[ENTRIES SUPPLIED — start]

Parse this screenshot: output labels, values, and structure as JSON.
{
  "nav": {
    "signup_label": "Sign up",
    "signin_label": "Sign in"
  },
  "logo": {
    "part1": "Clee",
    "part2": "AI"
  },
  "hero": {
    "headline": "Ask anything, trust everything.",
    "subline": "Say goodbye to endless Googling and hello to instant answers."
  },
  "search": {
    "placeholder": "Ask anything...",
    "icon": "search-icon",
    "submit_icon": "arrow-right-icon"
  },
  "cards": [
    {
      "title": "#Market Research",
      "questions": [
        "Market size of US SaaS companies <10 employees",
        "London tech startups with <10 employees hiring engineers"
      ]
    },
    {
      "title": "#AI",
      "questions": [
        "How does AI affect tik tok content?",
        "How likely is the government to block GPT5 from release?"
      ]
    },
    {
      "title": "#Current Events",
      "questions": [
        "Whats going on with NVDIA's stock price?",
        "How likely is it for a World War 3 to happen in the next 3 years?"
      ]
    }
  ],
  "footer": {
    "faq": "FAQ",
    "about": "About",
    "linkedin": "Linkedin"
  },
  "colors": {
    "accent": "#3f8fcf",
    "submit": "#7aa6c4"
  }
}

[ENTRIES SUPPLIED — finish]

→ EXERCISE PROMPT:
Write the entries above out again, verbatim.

→ TASK OUTPUT:
Parse this screenshot: output labels, values, and structure as JSON.
{
  "nav": {
    "signup_label": "Sign up",
    "signin_label": "Sign in"
  },
  "logo": {
    "part1": "Clee",
    "part2": "AI"
  },
  "hero": {
    "headline": "Ask anything, trust everything.",
    "subline": "Say goodbye to endless Googling and hello to instant answers."
  },
  "search": {
    "placeholder": "Ask anything...",
    "icon": "search-icon",
    "submit_icon": "arrow-right-icon"
  },
  "cards": [
    {
      "title": "#Market Research",
      "questions": [
        "Market size of US SaaS companies <10 employees",
        "London tech startups with <10 employees hiring engineers"
      ]
    },
    {
      "title": "#AI",
      "questions": [
        "How does AI affect tik tok content?",
        "How likely is the government to block GPT5 from release?"
      ]
    },
    {
      "title": "#Current Events",
      "questions": [
        "Whats going on with NVDIA's stock price?",
        "How likely is it for a World War 3 to happen in the next 3 years?"
      ]
    }
  ],
  "footer": {
    "faq": "FAQ",
    "about": "About",
    "linkedin": "Linkedin"
  },
  "colors": {
    "accent": "#3f8fcf",
    "submit": "#7aa6c4"
  }
}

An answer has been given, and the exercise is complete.